An Austro-Daimler-powered Bat-Boat takes off.
The other known Salmson-powered Bat-Boat was purchased by Germany. It was flown to that country in late May 1914 by Wilhelm Hillman and was given the German naval serial 44.
The Austro-Daimler-powered Bat-Boat which visibly wore the number 38 was delivered just before the Admiralty redesignated the RFC's Naval Wing as the Royal Naval Air Service, it is seen here in early August 1914 at Felixstowe, where it was briefly stationed before going north to Scapa Flow.
As neither this photograph (taken at Woolston) nor the one at right (taken at Calshot) bears a date, it is uncertain which was the earlier; but, as suggested in the text, it seems possible that the fin and rudder were at one time inverted in an attempt to improve directional control.
The Sopwith company’s impressive exhibit at the 1914 Olympia Aero Show, which opened on March 16, was this Bat-Boat of the larger type, fitted with a 200 h.p. Salmson (Canton-Unne) water-cooled radial engine.
This Sunbeam powered Bat-Boat, one of two Sopwith aircraft entered for the 1914 Circuit of Britain seaplane contest, was photographed at Woolston. To provide clearance for the Sunbeam’s large four-bladed propeller, the wings had to be raised above the hull to the extent seen here.

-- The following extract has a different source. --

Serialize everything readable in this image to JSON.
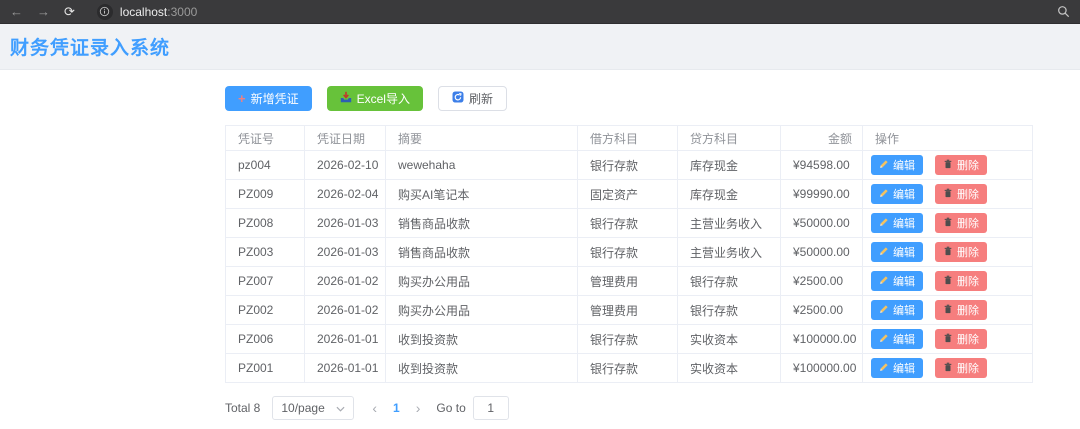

One of the Salmson-powered Bat-Boats beside the Pemberton-Billing shed at Woolston.
The 1914 Circuit Bat-Boat, seen here at Calshot Naval Air Station, was allotted the official serial 879 on being acquired by the RNAS. In this view the basic outlines of the balanced rudder and the fixed fin may be seen.
Sopwith design for gun-carrying Bat-Boat (100 h.p. Gnome Monosoupape)
The Bat-Boat configuration was revived in the Royal Aircraft Factory C.E.l of December 1917. The first of two prototypes, N97 had a 230 h.p. RAF 3a engine.
The second C.E.l had a 260 h.p. Sunbeam Maori engine. In the C.E.l the pilot and observer sat in tandem, and the single-step hull differed markedly from the Bat-Boat hulls.